DATA EXCERPTS –
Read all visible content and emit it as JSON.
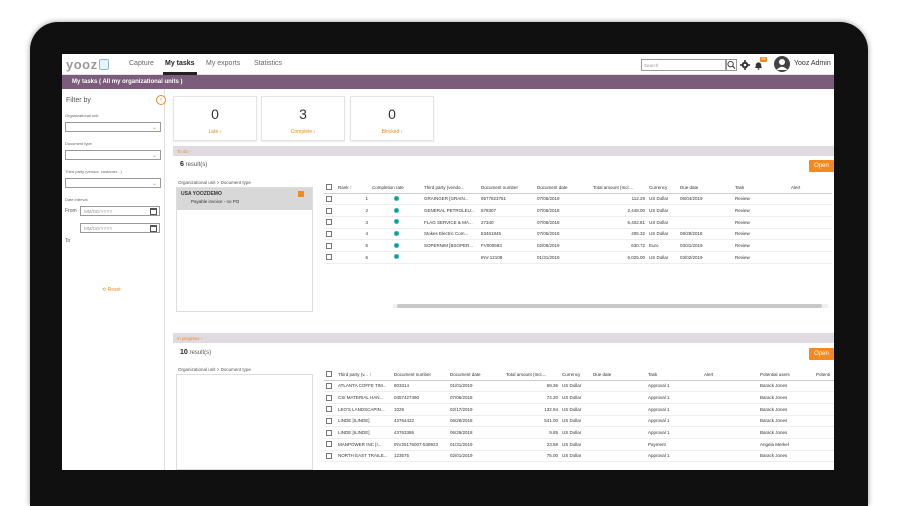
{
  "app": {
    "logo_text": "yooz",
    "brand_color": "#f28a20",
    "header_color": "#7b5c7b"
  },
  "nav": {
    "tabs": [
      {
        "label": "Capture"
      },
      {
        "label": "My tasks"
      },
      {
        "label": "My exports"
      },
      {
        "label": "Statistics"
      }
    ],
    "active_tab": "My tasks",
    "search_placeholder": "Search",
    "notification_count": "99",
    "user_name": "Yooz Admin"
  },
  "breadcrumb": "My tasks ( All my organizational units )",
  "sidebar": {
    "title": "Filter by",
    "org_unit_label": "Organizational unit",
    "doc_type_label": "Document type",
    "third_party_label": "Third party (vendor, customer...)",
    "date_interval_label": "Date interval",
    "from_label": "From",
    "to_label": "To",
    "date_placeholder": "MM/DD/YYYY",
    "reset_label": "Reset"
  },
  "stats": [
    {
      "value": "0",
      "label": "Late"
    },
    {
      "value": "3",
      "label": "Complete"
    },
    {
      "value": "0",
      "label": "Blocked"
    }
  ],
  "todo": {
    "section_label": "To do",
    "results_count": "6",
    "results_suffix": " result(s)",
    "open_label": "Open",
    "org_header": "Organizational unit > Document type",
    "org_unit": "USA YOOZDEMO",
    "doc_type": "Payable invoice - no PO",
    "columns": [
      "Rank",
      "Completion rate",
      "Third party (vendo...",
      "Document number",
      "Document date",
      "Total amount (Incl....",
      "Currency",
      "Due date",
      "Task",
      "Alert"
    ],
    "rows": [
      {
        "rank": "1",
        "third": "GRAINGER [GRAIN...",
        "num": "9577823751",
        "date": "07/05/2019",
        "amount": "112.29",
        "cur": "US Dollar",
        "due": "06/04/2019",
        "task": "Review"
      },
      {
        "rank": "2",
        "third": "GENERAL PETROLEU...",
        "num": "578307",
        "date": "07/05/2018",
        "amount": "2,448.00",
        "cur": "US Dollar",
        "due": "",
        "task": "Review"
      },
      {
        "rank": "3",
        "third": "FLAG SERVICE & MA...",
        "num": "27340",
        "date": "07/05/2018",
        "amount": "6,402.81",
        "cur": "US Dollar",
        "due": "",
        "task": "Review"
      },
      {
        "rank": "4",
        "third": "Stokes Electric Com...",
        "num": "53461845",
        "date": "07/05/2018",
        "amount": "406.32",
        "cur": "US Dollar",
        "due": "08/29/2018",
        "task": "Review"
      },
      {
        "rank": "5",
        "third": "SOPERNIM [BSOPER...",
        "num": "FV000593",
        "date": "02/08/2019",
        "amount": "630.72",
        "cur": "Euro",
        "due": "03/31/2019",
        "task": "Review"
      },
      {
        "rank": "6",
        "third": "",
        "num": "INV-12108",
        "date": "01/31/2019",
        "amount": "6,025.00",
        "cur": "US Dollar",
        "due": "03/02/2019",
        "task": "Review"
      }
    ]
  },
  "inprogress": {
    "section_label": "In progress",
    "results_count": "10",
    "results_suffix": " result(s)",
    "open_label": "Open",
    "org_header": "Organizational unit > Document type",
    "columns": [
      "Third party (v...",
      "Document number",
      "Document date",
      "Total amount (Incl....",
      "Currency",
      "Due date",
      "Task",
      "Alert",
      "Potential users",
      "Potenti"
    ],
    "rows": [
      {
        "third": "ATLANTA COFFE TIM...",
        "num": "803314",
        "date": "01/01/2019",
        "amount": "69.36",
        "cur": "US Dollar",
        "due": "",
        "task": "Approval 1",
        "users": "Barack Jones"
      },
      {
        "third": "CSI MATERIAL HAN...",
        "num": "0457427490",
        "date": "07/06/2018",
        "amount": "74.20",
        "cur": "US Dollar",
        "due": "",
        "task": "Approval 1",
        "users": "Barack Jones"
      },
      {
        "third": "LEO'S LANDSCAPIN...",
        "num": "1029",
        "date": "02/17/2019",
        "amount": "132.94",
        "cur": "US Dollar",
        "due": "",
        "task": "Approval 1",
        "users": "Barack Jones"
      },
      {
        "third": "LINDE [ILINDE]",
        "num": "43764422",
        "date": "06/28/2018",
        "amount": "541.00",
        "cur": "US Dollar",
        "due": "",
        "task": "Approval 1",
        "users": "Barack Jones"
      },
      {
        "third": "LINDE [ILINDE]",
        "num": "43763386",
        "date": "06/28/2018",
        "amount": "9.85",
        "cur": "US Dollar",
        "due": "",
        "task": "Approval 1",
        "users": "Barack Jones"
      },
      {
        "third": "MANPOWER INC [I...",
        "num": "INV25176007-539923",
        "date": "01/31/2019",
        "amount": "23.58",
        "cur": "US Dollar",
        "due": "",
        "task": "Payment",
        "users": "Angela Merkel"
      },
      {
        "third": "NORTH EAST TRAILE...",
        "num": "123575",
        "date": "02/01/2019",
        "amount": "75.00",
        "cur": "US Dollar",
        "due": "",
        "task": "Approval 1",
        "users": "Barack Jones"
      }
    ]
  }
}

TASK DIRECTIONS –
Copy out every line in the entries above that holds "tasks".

OUTPUT FOR THIS TASK –
        "label": "My tasks"
    "active_tab": "My tasks",
  "breadcrumb": "My tasks ( All my organizational units )",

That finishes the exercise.